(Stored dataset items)
+ + +
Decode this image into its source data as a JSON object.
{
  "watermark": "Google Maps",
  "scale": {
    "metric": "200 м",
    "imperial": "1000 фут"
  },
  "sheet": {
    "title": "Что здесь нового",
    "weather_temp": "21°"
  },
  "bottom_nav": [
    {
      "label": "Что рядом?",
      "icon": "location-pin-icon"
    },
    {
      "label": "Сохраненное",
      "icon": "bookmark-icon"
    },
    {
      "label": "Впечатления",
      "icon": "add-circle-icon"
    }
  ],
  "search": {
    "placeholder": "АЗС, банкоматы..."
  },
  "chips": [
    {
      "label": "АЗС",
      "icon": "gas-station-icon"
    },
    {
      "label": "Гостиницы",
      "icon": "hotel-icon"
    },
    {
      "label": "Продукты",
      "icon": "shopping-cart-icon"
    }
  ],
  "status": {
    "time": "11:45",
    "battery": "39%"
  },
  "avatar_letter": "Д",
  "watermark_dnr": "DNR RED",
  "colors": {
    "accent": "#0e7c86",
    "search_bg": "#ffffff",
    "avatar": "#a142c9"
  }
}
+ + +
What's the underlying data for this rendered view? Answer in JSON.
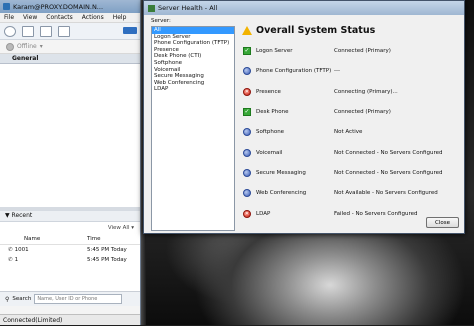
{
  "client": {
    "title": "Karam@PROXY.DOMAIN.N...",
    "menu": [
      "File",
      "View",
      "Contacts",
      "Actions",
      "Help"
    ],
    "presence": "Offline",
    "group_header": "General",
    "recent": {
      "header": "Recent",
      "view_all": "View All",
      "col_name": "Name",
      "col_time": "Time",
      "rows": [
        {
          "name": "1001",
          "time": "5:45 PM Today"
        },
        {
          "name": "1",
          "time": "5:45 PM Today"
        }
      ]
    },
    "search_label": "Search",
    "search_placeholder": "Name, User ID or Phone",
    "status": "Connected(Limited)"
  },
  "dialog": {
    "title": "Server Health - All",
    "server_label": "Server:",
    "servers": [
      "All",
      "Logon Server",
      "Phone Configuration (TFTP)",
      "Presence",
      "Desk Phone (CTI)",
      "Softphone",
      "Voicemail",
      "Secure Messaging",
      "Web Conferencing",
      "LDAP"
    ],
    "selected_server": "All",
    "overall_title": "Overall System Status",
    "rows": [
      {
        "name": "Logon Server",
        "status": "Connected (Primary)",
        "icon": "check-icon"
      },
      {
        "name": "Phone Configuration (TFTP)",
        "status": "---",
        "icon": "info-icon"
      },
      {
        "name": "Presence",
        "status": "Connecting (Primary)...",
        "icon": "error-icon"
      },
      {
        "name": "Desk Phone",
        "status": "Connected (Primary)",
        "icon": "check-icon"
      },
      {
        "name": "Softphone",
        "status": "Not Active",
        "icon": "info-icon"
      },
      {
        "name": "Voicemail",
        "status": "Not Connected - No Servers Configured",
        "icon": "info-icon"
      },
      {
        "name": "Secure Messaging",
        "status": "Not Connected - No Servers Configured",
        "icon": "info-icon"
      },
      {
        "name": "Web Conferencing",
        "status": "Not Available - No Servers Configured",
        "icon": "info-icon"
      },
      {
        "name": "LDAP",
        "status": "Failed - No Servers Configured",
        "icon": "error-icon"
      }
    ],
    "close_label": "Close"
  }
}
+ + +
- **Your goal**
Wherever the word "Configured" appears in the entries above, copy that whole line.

- **Answer for this exercise**
        "status": "Not Connected - No Servers Configured",
        "status": "Not Connected - No Servers Configured",
        "status": "Not Available - No Servers Configured",
        "status": "Failed - No Servers Configured",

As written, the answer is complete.